Saturday, April 5, 2008

A Reply to my religious post last week

My post last week about my beliefs and my brief synopsis of my religious history created some of the greatest response I've had for my blog. My father in law, who is a Baptist preacher, sent me a long email with his thoughts and scripture passages pointing me toward some answers. His email brought up more of my thoughts about religion, so I decided to post the email in my blog to see what others think about it.

So, if you're not sure what I'm referring to in the email, here's my original post.

So the email goes:

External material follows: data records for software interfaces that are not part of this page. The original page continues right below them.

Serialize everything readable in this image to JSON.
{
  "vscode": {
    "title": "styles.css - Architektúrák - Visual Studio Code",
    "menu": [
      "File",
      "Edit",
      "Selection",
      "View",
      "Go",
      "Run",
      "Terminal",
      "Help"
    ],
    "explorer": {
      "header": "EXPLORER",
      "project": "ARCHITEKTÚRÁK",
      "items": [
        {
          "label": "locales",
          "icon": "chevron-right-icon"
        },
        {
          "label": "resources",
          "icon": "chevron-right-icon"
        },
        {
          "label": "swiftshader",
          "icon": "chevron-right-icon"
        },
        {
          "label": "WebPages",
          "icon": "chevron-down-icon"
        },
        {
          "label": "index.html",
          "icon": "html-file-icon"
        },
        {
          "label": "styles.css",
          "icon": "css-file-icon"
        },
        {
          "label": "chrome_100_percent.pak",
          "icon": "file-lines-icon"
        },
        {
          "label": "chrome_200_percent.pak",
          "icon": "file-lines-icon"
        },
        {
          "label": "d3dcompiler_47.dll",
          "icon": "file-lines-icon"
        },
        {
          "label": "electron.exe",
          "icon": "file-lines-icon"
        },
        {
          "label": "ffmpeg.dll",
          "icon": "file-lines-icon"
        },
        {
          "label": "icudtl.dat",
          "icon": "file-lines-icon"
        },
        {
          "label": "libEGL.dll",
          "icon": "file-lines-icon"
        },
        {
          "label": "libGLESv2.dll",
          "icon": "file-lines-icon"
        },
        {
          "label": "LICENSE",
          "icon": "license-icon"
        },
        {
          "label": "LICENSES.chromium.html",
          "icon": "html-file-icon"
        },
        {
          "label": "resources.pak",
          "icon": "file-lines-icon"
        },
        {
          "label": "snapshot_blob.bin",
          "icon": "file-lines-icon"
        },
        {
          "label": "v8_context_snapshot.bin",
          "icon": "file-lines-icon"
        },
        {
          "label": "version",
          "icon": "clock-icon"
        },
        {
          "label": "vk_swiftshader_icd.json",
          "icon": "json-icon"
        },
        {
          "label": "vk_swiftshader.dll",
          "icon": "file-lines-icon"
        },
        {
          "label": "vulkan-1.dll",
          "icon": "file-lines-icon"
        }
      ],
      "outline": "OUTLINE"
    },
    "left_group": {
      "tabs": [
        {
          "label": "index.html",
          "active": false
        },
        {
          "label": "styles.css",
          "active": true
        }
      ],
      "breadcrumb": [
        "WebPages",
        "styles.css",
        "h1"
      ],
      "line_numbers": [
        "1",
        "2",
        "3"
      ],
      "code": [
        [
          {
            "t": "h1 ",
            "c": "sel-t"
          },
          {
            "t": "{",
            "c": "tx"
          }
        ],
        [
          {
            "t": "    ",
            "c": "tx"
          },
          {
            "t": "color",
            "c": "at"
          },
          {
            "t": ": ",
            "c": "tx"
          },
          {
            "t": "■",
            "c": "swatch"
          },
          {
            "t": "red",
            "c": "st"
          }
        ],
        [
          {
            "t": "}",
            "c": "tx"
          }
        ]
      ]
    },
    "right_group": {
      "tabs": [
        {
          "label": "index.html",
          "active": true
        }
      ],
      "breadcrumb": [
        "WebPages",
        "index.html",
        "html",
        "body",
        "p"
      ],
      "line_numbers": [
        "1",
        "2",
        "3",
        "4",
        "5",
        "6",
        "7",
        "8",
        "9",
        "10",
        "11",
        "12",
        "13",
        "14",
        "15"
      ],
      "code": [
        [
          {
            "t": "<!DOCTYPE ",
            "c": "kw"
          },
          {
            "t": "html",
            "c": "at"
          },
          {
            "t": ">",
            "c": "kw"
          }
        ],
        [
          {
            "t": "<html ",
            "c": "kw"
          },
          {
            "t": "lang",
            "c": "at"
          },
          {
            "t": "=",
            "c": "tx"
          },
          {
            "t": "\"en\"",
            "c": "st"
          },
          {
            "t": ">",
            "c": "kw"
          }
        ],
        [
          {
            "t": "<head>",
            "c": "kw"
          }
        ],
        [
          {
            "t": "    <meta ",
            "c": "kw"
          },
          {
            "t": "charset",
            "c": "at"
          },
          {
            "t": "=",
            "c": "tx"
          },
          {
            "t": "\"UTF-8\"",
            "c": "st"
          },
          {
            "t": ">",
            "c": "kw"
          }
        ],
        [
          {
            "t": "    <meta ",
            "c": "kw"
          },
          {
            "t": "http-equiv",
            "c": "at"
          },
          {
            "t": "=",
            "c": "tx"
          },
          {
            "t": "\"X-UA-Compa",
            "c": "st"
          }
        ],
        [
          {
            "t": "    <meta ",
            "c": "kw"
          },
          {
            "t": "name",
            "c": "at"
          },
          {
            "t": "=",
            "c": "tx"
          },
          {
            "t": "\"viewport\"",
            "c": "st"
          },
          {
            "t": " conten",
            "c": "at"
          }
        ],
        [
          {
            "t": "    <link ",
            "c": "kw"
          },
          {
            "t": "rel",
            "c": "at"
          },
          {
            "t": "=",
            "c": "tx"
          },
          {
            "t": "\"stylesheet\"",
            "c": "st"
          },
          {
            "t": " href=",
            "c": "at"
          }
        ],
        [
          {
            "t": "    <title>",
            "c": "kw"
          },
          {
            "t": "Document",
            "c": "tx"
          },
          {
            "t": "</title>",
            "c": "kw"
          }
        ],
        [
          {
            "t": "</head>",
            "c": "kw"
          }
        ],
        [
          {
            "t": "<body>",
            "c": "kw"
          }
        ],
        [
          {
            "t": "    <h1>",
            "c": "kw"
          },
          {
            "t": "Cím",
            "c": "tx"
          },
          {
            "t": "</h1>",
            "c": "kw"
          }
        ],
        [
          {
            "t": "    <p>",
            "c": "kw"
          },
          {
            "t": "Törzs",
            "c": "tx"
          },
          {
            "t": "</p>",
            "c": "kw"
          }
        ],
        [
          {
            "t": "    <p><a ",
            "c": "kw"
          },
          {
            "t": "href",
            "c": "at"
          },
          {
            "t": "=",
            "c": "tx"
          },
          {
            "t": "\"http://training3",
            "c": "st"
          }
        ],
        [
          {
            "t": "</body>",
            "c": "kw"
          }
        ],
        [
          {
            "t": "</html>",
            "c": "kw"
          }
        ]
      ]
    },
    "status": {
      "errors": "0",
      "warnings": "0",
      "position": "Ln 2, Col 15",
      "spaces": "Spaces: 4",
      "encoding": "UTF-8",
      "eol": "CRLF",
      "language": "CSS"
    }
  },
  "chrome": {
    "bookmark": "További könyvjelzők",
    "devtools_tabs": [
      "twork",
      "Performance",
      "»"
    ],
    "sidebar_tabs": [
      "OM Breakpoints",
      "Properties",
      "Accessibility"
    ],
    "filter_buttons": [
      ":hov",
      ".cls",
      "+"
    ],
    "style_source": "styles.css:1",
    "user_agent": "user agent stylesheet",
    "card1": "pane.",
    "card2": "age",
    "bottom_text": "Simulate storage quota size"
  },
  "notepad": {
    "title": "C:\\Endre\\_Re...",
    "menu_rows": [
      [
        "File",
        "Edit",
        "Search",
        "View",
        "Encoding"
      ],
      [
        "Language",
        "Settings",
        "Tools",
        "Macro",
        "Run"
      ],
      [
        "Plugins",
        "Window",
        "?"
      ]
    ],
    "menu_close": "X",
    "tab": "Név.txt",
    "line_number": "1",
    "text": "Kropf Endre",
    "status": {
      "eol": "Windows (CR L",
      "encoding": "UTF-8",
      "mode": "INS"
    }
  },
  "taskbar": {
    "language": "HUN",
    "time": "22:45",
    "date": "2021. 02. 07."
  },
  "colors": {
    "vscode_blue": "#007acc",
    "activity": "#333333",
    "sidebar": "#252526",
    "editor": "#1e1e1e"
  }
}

As far as the animal thing, I don't know what I believe anymore. I don't really ponder it, but it was the first thing that made me question my faith in my childhood. Probably partly because I had watched "All Dogs go to Heaven" about 30 billion times. It doesn't bother me as much anymore, but if I were to question it I would ask, "how do we know a large mouth bass
Jesus hasn't appeared in the river and preached salvation to the river life, or a raccoon Moses hasn't stumbled upon a burning bush and saved all the Jewish woodland animals?" Pretty insane questioning yes, but as you put it, the bible isn't exactly definitive on this issue. Suggestion says, no animals don't, but then again they are there animals during the millinial kingdom as both Steve and Becca have pointed out. Either way, I haven't thought about this in a while. It was just the first time I remember having questions and not getting definitive answers, or even guidance. I guess, more or less, I felt we were being trained to be unquestioning Christians, which is how things like the Inquisition come about. Someone always has to question at some point, if they didn't we would all be Jewish. (Or possibly believe in Mount Olympus, Osirus, or rain gods.)

On the subject of who or what to believe, I do believe yes, ultimately the bible is the ultimate source. However I feel that some of Gods presence has existed in other cultures, or perhaps Christianity has borrowed many themes from other cultures. For instance, some early Egyptian religions celebrated Horus birthday on December 25 birthed by the Virgin Isis. Other similarities include Horus getting baptized at 12, had 12 deciples and died only to be resurrected after 3 days. These religions preceded Christianity by something like 2500 or 3000 years. Most know that Jesus was in fact probably not born on December 25, that date being changed by Constantine from the original birthday of January 6th. There are about 12-20 other major past and present religions all celebrating similar virgin births, three kings, 12 deciples, crucifixions, resurrections, ect ect. My thought is, perhaps Jesus came to many cultures at different times, leaving the final one being the spawn of Christianity, where he says his next coming ushers the end of Earth.

There are so many similarities between so many religions that I feel can't 100% be ignored even though in today's standards their mythology seems silly. The Greeks, Egyptians, Aztecs, and Romans, had insane stories on Minotaurs, Lightning Gods, Sun Gods fighting the moon, and rain gods, I feel perhaps these stories were merely inventions because the lack of science and
technology in culture. By the time Jesus came and ushered in Christianity our threshold for science was finally at a place where we didn't have to invent other Gods to explain things we didn't understand. Even the major religions today have similar Dogma's to each other, and mostly differ on the traditions, and people involved.

As far as the human corruption element being innate, I feel this is the strongest argument for Catholics' belief of Original Sin. Although the Baptism at birth by Catholics might seem silly by other denominations and religions because of the persons inability to declare their beliefs in God,
is it not a safe precaution. Maybe it saves the child, maybe it doesn't, but its a thought and belief. I do feel its proactive. Then, 10-18 years down the line, Catholics have Confirmation as the conscious declaration of our beliefs. Granted the sacraments don't magically wash away sin, (although some Catholics believe penance does do that) the one thing every denomination and religion can believe is we need a savior.